» Data shown
════════

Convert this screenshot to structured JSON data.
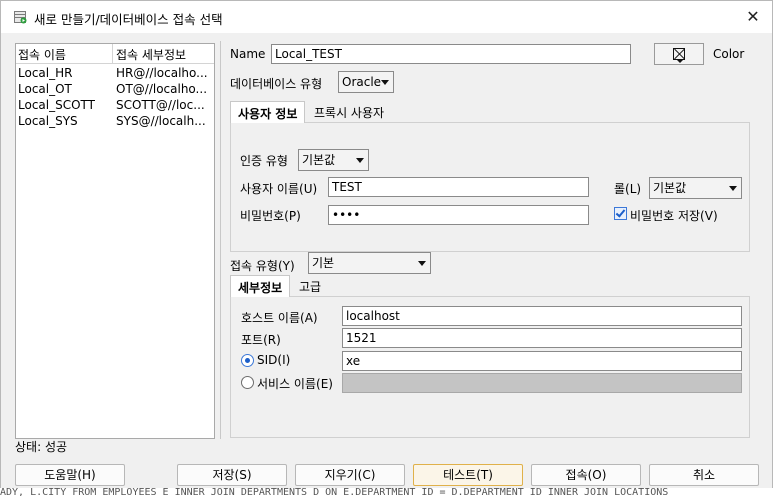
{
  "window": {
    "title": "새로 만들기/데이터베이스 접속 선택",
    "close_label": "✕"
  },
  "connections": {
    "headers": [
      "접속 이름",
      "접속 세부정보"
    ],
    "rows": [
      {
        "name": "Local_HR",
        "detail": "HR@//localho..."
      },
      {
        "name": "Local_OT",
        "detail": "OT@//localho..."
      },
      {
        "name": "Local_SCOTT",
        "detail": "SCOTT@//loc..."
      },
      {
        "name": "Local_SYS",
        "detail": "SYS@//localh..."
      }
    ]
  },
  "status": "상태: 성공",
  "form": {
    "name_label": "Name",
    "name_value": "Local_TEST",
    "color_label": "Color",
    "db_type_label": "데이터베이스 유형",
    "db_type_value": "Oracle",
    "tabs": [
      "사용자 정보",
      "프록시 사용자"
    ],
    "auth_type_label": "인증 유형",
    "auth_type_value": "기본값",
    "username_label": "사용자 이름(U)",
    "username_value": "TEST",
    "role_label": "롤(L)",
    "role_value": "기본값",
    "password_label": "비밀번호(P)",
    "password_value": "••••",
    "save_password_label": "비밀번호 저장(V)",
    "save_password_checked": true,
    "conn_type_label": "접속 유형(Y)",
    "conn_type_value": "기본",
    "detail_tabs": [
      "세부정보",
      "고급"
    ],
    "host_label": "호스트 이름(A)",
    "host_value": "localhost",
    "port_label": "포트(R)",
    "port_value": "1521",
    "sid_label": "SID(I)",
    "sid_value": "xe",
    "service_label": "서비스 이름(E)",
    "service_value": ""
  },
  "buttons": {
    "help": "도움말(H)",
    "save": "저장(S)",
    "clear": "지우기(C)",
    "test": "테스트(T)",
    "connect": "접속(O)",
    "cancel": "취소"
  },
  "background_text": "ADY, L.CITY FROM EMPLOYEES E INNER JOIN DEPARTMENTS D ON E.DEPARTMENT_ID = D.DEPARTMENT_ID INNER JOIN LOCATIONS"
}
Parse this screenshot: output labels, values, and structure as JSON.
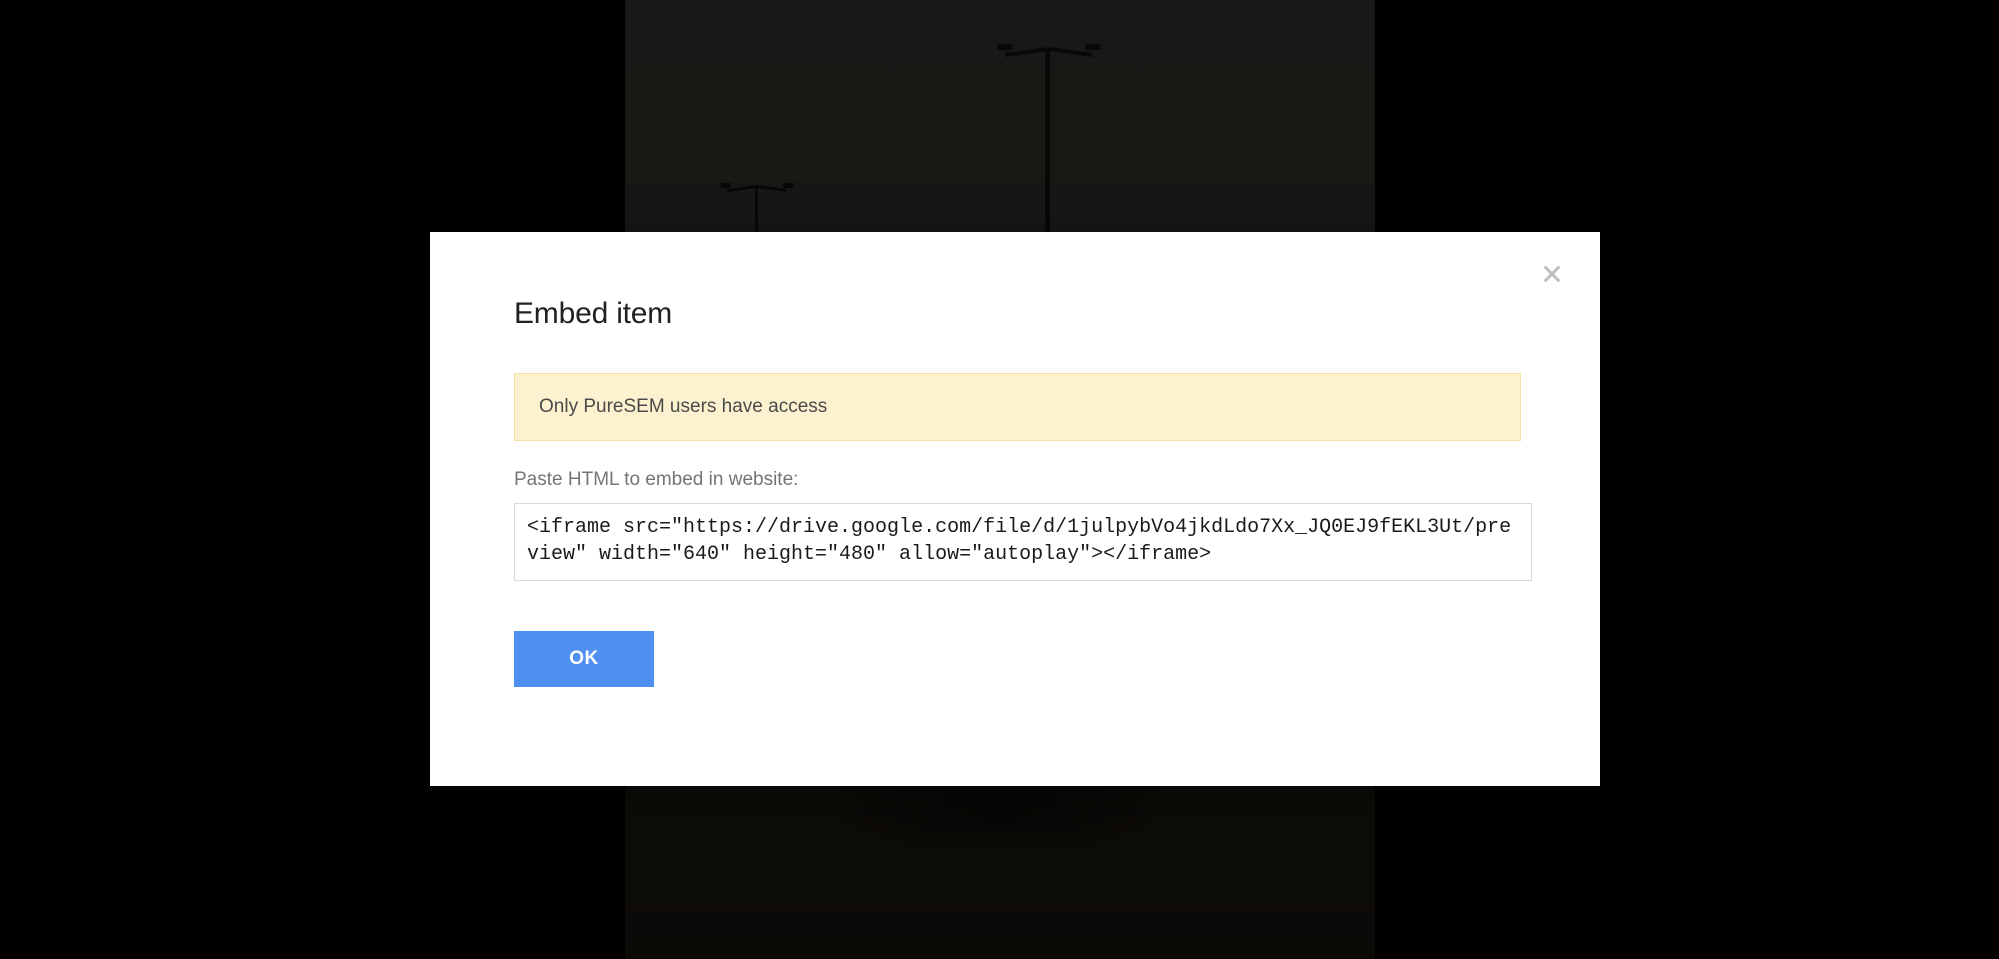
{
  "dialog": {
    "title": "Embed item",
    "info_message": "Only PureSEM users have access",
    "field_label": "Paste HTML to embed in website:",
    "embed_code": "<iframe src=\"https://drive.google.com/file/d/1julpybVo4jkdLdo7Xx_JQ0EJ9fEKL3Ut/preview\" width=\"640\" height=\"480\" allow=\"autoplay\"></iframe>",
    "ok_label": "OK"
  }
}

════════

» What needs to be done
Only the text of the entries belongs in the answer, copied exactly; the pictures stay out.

» Answer
Convert this screenshot to structured JSON data.
{
  "window": {
    "title": "새로 만들기/데이터베이스 접속 선택",
    "close_label": "✕"
  },
  "connections": {
    "headers": [
      "접속 이름",
      "접속 세부정보"
    ],
    "rows": [
      {
        "name": "Local_HR",
        "detail": "HR@//localho..."
      },
      {
        "name": "Local_OT",
        "detail": "OT@//localho..."
      },
      {
        "name": "Local_SCOTT",
        "detail": "SCOTT@//loc..."
      },
      {
        "name": "Local_SYS",
        "detail": "SYS@//localh..."
      }
    ]
  },
  "status": "상태: 성공",
  "form": {
    "name_label": "Name",
    "name_value": "Local_TEST",
    "color_label": "Color",
    "db_type_label": "데이터베이스 유형",
    "db_type_value": "Oracle",
    "tabs": [
      "사용자 정보",
      "프록시 사용자"
    ],
    "auth_type_label": "인증 유형",
    "auth_type_value": "기본값",
    "username_label": "사용자 이름(U)",
    "username_value": "TEST",
    "role_label": "롤(L)",
    "role_value": "기본값",
    "password_label": "비밀번호(P)",
    "password_value": "••••",
    "save_password_label": "비밀번호 저장(V)",
    "save_password_checked": true,
    "conn_type_label": "접속 유형(Y)",
    "conn_type_value": "기본",
    "detail_tabs": [
      "세부정보",
      "고급"
    ],
    "host_label": "호스트 이름(A)",
    "host_value": "localhost",
    "port_label": "포트(R)",
    "port_value": "1521",
    "sid_label": "SID(I)",
    "sid_value": "xe",
    "service_label": "서비스 이름(E)",
    "service_value": ""
  },
  "buttons": {
    "help": "도움말(H)",
    "save": "저장(S)",
    "clear": "지우기(C)",
    "test": "테스트(T)",
    "connect": "접속(O)",
    "cancel": "취소"
  },
  "background_text": "ADY, L.CITY FROM EMPLOYEES E INNER JOIN DEPARTMENTS D ON E.DEPARTMENT_ID = D.DEPARTMENT_ID INNER JOIN LOCATIONS"
}
Parse this screenshot: output labels, values, and structure as JSON.
{
  "dialog": {
    "title": "Embed item",
    "info_message": "Only PureSEM users have access",
    "field_label": "Paste HTML to embed in website:",
    "embed_code": "<iframe src=\"https://drive.google.com/file/d/1julpybVo4jkdLdo7Xx_JQ0EJ9fEKL3Ut/preview\" width=\"640\" height=\"480\" allow=\"autoplay\"></iframe>",
    "ok_label": "OK"
  }
}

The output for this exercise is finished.